In this photo taken Sept. 2, 2010, State Department spokesman P.J. Crowley speaks to reporters as Secretary of State Hillary Clinton holds during direct negotiations at the State Department in Washington. Crowley has resigned after causing a stir by describing the Army's treatment of the suspected WikiLeaks leaker as "ridiculous" and "stupid." Crowley said in a statement Sunday, March 13, 2011, that he took responsibility for the remarks, and that given their impact, he had submitted his resignation to Clinton.
AP Photo/Charles Dharapak
P.J. Crowley speaks to reporters on Sept. 2, 2010.
AP Photo/Charles Dharapak

State Department spokesman P.J. Crowley resigned on Sunday, after a recent flap with the administration over comments he made criticizing the Defense Department's handling of suspected WikiLeaks source Bradley Manning.

Crowley, who served as National Security Council spokesman under former President Bill Clinton, came under fire last week after describing the treatment of Manning as "ridiculous, counterproductive and stupid" during an academic forum at the Massachusetts Institute of Technology.

"Given the impact of my remarks, for which I take full responsibility, I have submitted my resignation," Crowley said in a statement on Sunday.

"My recent comments regarding the conditions of the pre-trial detention of Private First Class Bradley Manning were intended to highlight the broader, even strategic impact of discreet actions undertaken by national security agencies every day and their impact on our global standing and leadership," the statement said. "The exercise of power in today's challenging times and relentless media environment must be prudent and consistent with our laws and values."

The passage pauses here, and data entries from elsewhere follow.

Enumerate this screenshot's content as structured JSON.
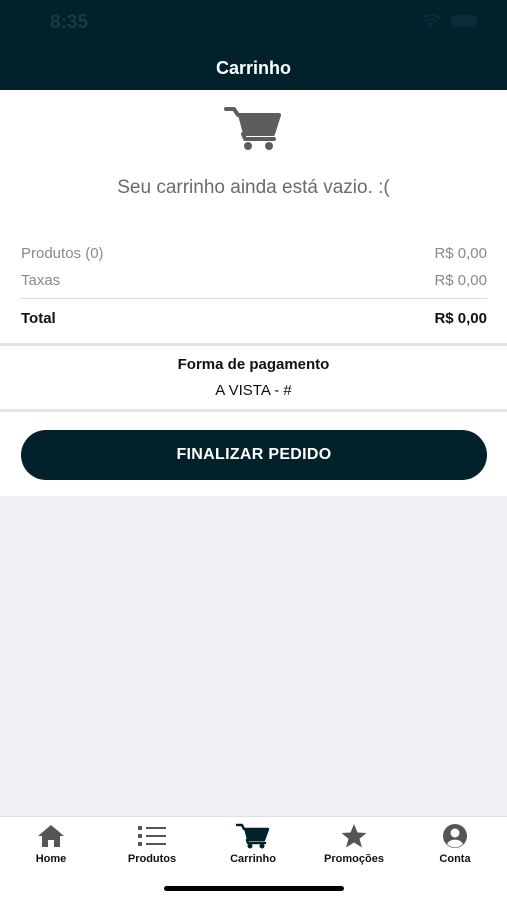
{
  "status": {
    "time": "8:35"
  },
  "header": {
    "title": "Carrinho"
  },
  "cart": {
    "empty_message": "Seu carrinho ainda está vazio. :(",
    "products_label": "Produtos (0)",
    "products_value": "R$ 0,00",
    "taxes_label": "Taxas",
    "taxes_value": "R$ 0,00",
    "total_label": "Total",
    "total_value": "R$ 0,00"
  },
  "payment": {
    "label": "Forma de pagamento",
    "value": "A VISTA - #"
  },
  "actions": {
    "finalize_label": "FINALIZAR PEDIDO"
  },
  "tabbar": {
    "items": [
      {
        "label": "Home",
        "icon": "home-icon"
      },
      {
        "label": "Produtos",
        "icon": "list-icon"
      },
      {
        "label": "Carrinho",
        "icon": "cart-icon"
      },
      {
        "label": "Promoções",
        "icon": "star-icon"
      },
      {
        "label": "Conta",
        "icon": "user-icon"
      }
    ]
  },
  "colors": {
    "primary": "#03212b",
    "background": "#efeff4",
    "muted_text": "#8a8a8a"
  }
}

Clinton said on Sunday she had accepted Crowley's resignation "with regret."

"PJ has served our nation with distinction for more than three decades, in uniform and as a civilian. His service to country is motivated by a deep devotion to public policy and public diplomacy, and I wish him the very best," she said in a statement.

Manning's treatment - he has been detained at the U.S. Marine brig in Quantico, Virginia for several months, and is reportedly held in solitary confinement for 23 hours daily despite never having been convicted for a crime - has spurred outrage among some civil rights advocates.

When questioned about Crowley's comments in a press conference on Friday, President Obama said he had been assured by the Pentagon that the 22-year-old U.S. Army Private was being treated "appropriately."

"With respect to Private Manning, you know, I have actually asked the Pentagon whether or not the procedures that have been taken in terms of his confinement are appropriate and are meeting our basic standards," Mr. Obama said. "They assured me that they are. I can't go into details about some of their concerns, but some of this has to do with Private Manning's safety as well."

Michael Hammer, Principal Deputy Assistant Secretary (PDAS), will serve as Acting Assistant Secretary for Public Affairs, according to Clinton's statement.